§ Prompt
If a line includes "title", copy it out of the entries.

Start of Given data

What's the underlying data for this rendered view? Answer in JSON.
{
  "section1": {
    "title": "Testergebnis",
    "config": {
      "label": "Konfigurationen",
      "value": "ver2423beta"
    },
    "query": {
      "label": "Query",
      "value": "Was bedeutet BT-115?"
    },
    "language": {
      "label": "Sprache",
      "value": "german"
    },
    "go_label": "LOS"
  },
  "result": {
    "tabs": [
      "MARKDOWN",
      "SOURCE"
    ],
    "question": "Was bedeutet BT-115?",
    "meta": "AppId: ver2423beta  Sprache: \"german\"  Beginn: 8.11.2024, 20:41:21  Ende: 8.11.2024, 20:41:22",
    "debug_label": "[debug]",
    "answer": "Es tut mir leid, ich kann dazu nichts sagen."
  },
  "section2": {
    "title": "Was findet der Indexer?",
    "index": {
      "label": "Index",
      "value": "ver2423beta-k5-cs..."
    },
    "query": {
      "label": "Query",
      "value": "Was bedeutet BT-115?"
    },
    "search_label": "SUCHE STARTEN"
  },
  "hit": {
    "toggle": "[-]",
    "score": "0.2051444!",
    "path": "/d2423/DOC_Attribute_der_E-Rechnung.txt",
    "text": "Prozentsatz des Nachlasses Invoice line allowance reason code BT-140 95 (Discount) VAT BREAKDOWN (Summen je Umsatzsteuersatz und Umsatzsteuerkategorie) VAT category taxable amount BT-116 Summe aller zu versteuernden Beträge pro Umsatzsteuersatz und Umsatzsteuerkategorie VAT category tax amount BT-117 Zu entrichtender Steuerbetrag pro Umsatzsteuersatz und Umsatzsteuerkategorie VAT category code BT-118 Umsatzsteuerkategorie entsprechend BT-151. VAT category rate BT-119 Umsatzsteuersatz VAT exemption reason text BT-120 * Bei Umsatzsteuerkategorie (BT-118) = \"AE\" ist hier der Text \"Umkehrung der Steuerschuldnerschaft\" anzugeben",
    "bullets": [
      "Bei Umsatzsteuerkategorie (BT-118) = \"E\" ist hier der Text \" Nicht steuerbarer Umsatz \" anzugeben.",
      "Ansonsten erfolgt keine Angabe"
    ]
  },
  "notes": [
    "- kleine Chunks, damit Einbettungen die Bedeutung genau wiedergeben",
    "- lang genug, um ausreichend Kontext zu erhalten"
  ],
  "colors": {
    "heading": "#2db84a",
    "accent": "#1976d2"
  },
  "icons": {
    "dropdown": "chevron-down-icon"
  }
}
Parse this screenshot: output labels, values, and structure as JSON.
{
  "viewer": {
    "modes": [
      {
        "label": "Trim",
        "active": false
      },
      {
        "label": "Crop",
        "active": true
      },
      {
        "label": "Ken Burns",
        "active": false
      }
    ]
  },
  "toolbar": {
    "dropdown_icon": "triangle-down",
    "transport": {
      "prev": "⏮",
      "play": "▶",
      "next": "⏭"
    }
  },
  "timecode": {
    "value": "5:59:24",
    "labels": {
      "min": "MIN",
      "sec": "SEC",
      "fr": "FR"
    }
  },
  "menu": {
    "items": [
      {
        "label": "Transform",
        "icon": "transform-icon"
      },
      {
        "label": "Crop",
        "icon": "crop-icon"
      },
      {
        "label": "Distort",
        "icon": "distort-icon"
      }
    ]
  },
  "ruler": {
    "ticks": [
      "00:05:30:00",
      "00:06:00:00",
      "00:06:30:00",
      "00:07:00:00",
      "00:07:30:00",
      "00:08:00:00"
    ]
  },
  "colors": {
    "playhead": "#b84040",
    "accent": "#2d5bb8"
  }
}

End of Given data

§ Result for this task
    "title": "Testergebnis",
    "title": "Was findet der Indexer?",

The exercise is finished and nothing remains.